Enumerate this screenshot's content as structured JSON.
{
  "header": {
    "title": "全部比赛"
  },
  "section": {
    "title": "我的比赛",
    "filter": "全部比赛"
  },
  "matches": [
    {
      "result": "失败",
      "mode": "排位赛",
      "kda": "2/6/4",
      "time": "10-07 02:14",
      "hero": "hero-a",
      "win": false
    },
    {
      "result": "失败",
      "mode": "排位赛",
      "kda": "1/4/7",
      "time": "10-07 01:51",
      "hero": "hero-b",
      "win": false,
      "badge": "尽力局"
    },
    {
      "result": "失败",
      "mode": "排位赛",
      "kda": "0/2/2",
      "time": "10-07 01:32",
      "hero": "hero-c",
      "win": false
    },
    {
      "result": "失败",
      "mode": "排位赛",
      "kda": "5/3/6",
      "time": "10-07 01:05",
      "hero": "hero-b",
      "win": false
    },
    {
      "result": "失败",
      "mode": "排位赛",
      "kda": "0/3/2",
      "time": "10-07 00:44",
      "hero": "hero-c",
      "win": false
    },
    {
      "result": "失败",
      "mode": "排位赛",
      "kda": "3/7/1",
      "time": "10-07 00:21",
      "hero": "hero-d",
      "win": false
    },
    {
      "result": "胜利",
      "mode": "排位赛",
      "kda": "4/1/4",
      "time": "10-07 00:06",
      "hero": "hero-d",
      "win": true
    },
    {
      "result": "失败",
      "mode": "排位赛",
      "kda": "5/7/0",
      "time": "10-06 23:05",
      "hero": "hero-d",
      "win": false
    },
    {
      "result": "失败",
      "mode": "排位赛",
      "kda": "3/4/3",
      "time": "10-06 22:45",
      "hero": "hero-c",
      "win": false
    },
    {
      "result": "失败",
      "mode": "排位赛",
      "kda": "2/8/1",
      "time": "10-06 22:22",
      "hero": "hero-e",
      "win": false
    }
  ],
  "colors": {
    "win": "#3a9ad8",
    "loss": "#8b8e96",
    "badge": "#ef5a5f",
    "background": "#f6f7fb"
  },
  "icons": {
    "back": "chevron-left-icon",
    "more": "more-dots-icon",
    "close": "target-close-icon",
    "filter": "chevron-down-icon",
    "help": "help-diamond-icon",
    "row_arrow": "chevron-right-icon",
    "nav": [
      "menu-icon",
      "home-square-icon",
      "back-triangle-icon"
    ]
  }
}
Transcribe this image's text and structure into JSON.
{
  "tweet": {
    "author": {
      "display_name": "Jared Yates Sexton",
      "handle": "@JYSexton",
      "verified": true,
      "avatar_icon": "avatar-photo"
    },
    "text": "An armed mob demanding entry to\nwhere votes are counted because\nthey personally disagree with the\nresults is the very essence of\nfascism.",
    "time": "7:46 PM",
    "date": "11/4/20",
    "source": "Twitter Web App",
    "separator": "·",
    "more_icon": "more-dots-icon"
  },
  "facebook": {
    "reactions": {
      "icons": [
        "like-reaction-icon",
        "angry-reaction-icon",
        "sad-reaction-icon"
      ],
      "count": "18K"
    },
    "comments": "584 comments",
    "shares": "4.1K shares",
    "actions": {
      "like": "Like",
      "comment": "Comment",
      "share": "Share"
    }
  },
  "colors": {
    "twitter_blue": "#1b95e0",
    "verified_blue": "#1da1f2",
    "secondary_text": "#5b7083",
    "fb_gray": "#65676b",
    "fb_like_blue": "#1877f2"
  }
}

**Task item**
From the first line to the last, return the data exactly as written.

**Response below**
Enumerate this screenshot's content as structured JSON.
{
  "header": {
    "title": "全部比赛"
  },
  "section": {
    "title": "我的比赛",
    "filter": "全部比赛"
  },
  "matches": [
    {
      "result": "失败",
      "mode": "排位赛",
      "kda": "2/6/4",
      "time": "10-07 02:14",
      "hero": "hero-a",
      "win": false
    },
    {
      "result": "失败",
      "mode": "排位赛",
      "kda": "1/4/7",
      "time": "10-07 01:51",
      "hero": "hero-b",
      "win": false,
      "badge": "尽力局"
    },
    {
      "result": "失败",
      "mode": "排位赛",
      "kda": "0/2/2",
      "time": "10-07 01:32",
      "hero": "hero-c",
      "win": false
    },
    {
      "result": "失败",
      "mode": "排位赛",
      "kda": "5/3/6",
      "time": "10-07 01:05",
      "hero": "hero-b",
      "win": false
    },
    {
      "result": "失败",
      "mode": "排位赛",
      "kda": "0/3/2",
      "time": "10-07 00:44",
      "hero": "hero-c",
      "win": false
    },
    {
      "result": "失败",
      "mode": "排位赛",
      "kda": "3/7/1",
      "time": "10-07 00:21",
      "hero": "hero-d",
      "win": false
    },
    {
      "result": "胜利",
      "mode": "排位赛",
      "kda": "4/1/4",
      "time": "10-07 00:06",
      "hero": "hero-d",
      "win": true
    },
    {
      "result": "失败",
      "mode": "排位赛",
      "kda": "5/7/0",
      "time": "10-06 23:05",
      "hero": "hero-d",
      "win": false
    },
    {
      "result": "失败",
      "mode": "排位赛",
      "kda": "3/4/3",
      "time": "10-06 22:45",
      "hero": "hero-c",
      "win": false
    },
    {
      "result": "失败",
      "mode": "排位赛",
      "kda": "2/8/1",
      "time": "10-06 22:22",
      "hero": "hero-e",
      "win": false
    }
  ],
  "colors": {
    "win": "#3a9ad8",
    "loss": "#8b8e96",
    "badge": "#ef5a5f",
    "background": "#f6f7fb"
  },
  "icons": {
    "back": "chevron-left-icon",
    "more": "more-dots-icon",
    "close": "target-close-icon",
    "filter": "chevron-down-icon",
    "help": "help-diamond-icon",
    "row_arrow": "chevron-right-icon",
    "nav": [
      "menu-icon",
      "home-square-icon",
      "back-triangle-icon"
    ]
  }
}
Transcribe this image's text and structure into JSON.
{
  "tweet": {
    "author": {
      "display_name": "Jared Yates Sexton",
      "handle": "@JYSexton",
      "verified": true,
      "avatar_icon": "avatar-photo"
    },
    "text": "An armed mob demanding entry to\nwhere votes are counted because\nthey personally disagree with the\nresults is the very essence of\nfascism.",
    "time": "7:46 PM",
    "date": "11/4/20",
    "source": "Twitter Web App",
    "separator": "·",
    "more_icon": "more-dots-icon"
  },
  "facebook": {
    "reactions": {
      "icons": [
        "like-reaction-icon",
        "angry-reaction-icon",
        "sad-reaction-icon"
      ],
      "count": "18K"
    },
    "comments": "584 comments",
    "shares": "4.1K shares",
    "actions": {
      "like": "Like",
      "comment": "Comment",
      "share": "Share"
    }
  },
  "colors": {
    "twitter_blue": "#1b95e0",
    "verified_blue": "#1da1f2",
    "secondary_text": "#5b7083",
    "fb_gray": "#65676b",
    "fb_like_blue": "#1877f2"
  }
}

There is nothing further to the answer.